In the chart of Hero Motocorp, the 200-day moving average acts as the resistance. The stock has made several attempts to break the resistance but has failed. In some cases, though the share price has crossed the moving average, it has not been able to remain above it for long and has gone below it eventually.
In the above chart, 200 DMA has acted as the support line on many occasions, though finally, the support was broken down. Once this happened, it became the resistance line when the stock price reversed its trend and started moving up. The selection of a particular moving average depends upon one’s comfort level and investment strategy. Investors with shorter investment perspectives go for shorter moving averages, while long-term investors use longer duration moving averages for identifying support and resistance levels.
Round numbers as support and resistance
You may be familiar with the concept of ‘nervous 90s’ in cricket. Often you may have seen a batter struggling nervously on the field after crossing the 90-run mark. In fact, they often end up getting out before hitting the magic figure. Something similar happens in stock markets when a stock price rises close to round figures such as 100, 200, 500, or 1,000. It also happens when the stocks are in corrective mode. Round figures often act as support and resistance for a stock price. Here support and resistance do not have any fundamental reason; it’s purely due to psychological reasons.
Similarly, 52-week lows and lows also often act as the support and resistance levels. There may be some specific reasons for which a stock price may have touched a high or low in the past. While traders/investors may not remember the reasons, they remember only the levels.
In the above chart of Maruti, round figures have acted as both resistance and support on several occasions. Note that support and resistance do not necessarily take place at the exact round figure price but somewhere near that figure.
Points to remember
- Support and resistance may not work under all circumstances, and there may be exceptions.
- When overall market sentiment is affected by external events such as the declaration of war, formation of new governments, natural disasters, etc., the stock price (or index) may find new highs or lows, surpassing all previous support and resistance levels.
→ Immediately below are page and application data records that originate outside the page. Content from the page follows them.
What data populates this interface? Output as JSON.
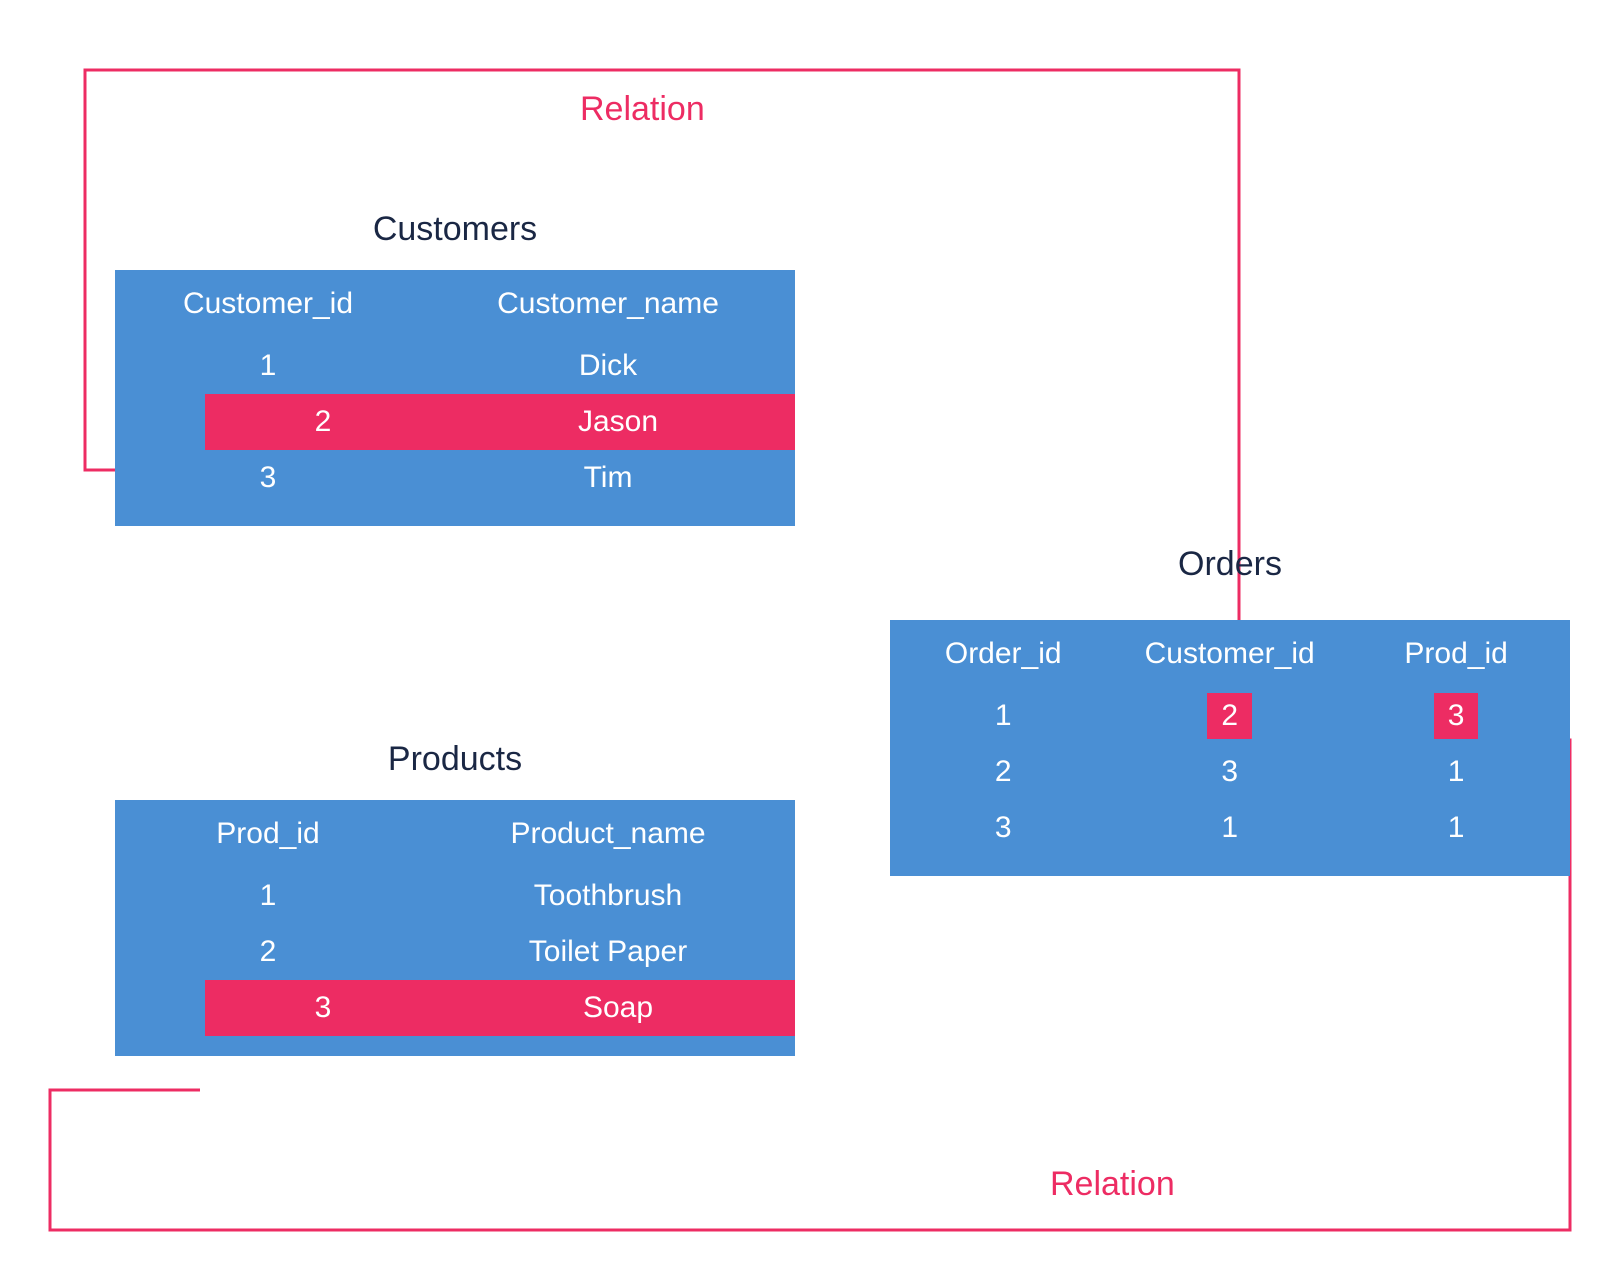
{
  "labels": {
    "relation_top": "Relation",
    "relation_bottom": "Relation"
  },
  "customers": {
    "title": "Customers",
    "columns": [
      "Customer_id",
      "Customer_name"
    ],
    "rows": [
      {
        "id": "1",
        "name": "Dick"
      },
      {
        "id": "2",
        "name": "Jason"
      },
      {
        "id": "3",
        "name": "Tim"
      }
    ],
    "highlight_index": 1
  },
  "products": {
    "title": "Products",
    "columns": [
      "Prod_id",
      "Product_name"
    ],
    "rows": [
      {
        "id": "1",
        "name": "Toothbrush"
      },
      {
        "id": "2",
        "name": "Toilet Paper"
      },
      {
        "id": "3",
        "name": "Soap"
      }
    ],
    "highlight_index": 2
  },
  "orders": {
    "title": "Orders",
    "columns": [
      "Order_id",
      "Customer_id",
      "Prod_id"
    ],
    "rows": [
      {
        "order_id": "1",
        "customer_id": "2",
        "prod_id": "3"
      },
      {
        "order_id": "2",
        "customer_id": "3",
        "prod_id": "1"
      },
      {
        "order_id": "3",
        "customer_id": "1",
        "prod_id": "1"
      }
    ],
    "highlight_row_index": 0
  },
  "colors": {
    "table_bg": "#4a8fd4",
    "highlight": "#ed2c63",
    "text_dark": "#1a2744"
  }
}
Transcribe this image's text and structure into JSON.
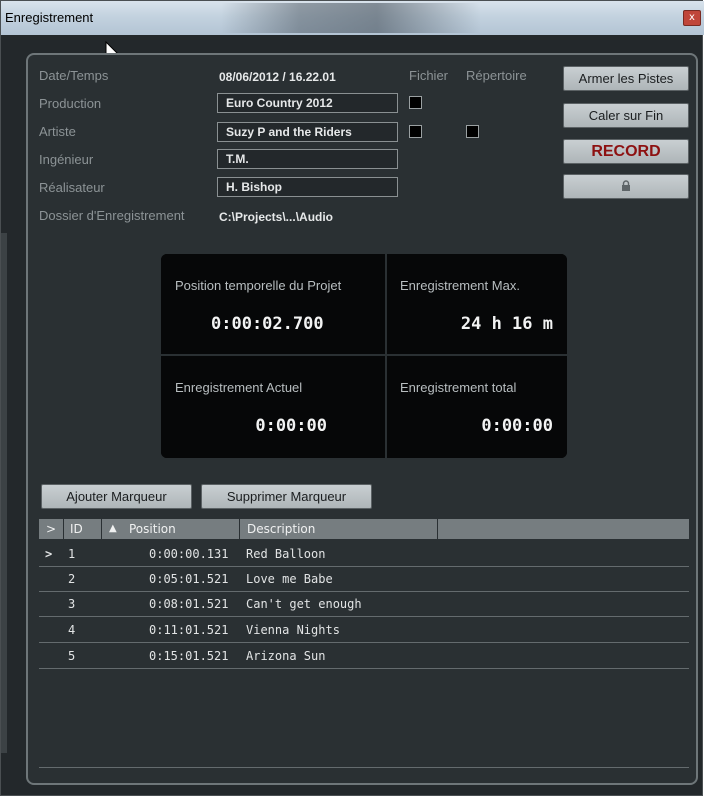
{
  "window": {
    "title": "Enregistrement",
    "close_glyph": "x"
  },
  "fields": {
    "date_label": "Date/Temps",
    "date_value": "08/06/2012  /  16.22.01",
    "production_label": "Production",
    "production_value": "Euro Country 2012",
    "artiste_label": "Artiste",
    "artiste_value": "Suzy P and the Riders",
    "ingenieur_label": "Ingénieur",
    "ingenieur_value": "T.M.",
    "realisateur_label": "Réalisateur",
    "realisateur_value": "H. Bishop",
    "dossier_label": "Dossier d'Enregistrement",
    "dossier_value": "C:\\Projects\\...\\Audio",
    "fichier_label": "Fichier",
    "repertoire_label": "Répertoire"
  },
  "buttons": {
    "armer": "Armer les Pistes",
    "caler": "Caler sur Fin",
    "record": "RECORD",
    "lock_icon": "lock-icon"
  },
  "stats": {
    "position_label": "Position temporelle du Projet",
    "position_value": "0:00:02.700",
    "max_label": "Enregistrement Max.",
    "max_value": "24 h 16 m",
    "actuel_label": "Enregistrement Actuel",
    "actuel_value": "0:00:00",
    "total_label": "Enregistrement total",
    "total_value": "0:00:00"
  },
  "markers": {
    "add_button": "Ajouter Marqueur",
    "remove_button": "Supprimer Marqueur",
    "columns": {
      "sel": ">",
      "id": "ID",
      "sort": "▲",
      "position": "Position",
      "description": "Description"
    },
    "rows": [
      {
        "sel": ">",
        "id": "1",
        "position": "0:00:00.131",
        "description": "Red Balloon"
      },
      {
        "sel": "",
        "id": "2",
        "position": "0:05:01.521",
        "description": "Love me Babe"
      },
      {
        "sel": "",
        "id": "3",
        "position": "0:08:01.521",
        "description": "Can't get enough"
      },
      {
        "sel": "",
        "id": "4",
        "position": "0:11:01.521",
        "description": "Vienna Nights"
      },
      {
        "sel": "",
        "id": "5",
        "position": "0:15:01.521",
        "description": "Arizona Sun"
      }
    ]
  }
}
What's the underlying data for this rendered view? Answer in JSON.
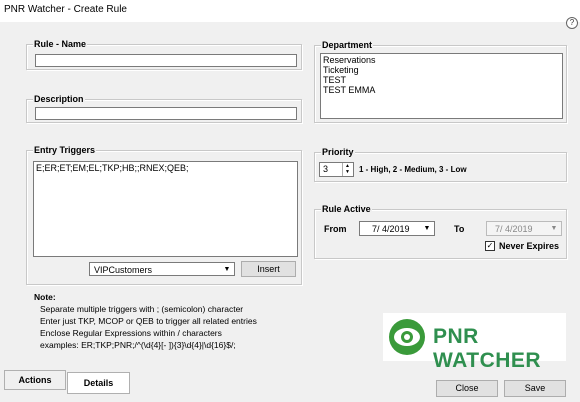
{
  "window": {
    "title": "PNR Watcher - Create Rule",
    "help": "?"
  },
  "rule_name": {
    "label": "Rule - Name",
    "value": ""
  },
  "description": {
    "label": "Description",
    "value": ""
  },
  "entry_triggers": {
    "label": "Entry Triggers",
    "value": "E;ER;ET;EM;EL;TKP;HB;;RNEX;QEB;",
    "dropdown_value": "VIPCustomers",
    "insert_label": "Insert"
  },
  "note": {
    "label": "Note:",
    "lines": [
      "Separate multiple triggers with ; (semicolon) character",
      "Enter just TKP, MCOP or QEB to trigger all related entries",
      "Enclose Regular Expressions within / characters",
      "examples: ER;TKP;PNR;/^(\\d{4}[- ]){3}\\d{4}|\\d{16}$/;"
    ]
  },
  "department": {
    "label": "Department",
    "items": [
      "Reservations",
      "Ticketing",
      "TEST",
      "TEST EMMA"
    ]
  },
  "priority": {
    "label": "Priority",
    "value": "3",
    "hint": "1 - High, 2 - Medium, 3 - Low"
  },
  "rule_active": {
    "label": "Rule Active",
    "from_label": "From",
    "from_value": "7/ 4/2019",
    "to_label": "To",
    "to_value": "7/ 4/2019",
    "never_expires_label": "Never Expires",
    "never_expires_checked": true
  },
  "logo": {
    "text": "PNR WATCHER"
  },
  "tabs": [
    {
      "label": "Actions"
    },
    {
      "label": "Details"
    }
  ],
  "buttons": {
    "close": "Close",
    "save": "Save"
  },
  "colors": {
    "logo_green": "#3a9a3a",
    "logo_text": "#2f8f4f"
  }
}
- There may be some stock-specific news (positive or negative) which is disruptive in nature and may push the stock price to new levels.
- However, we may not come across such circumstances regularly.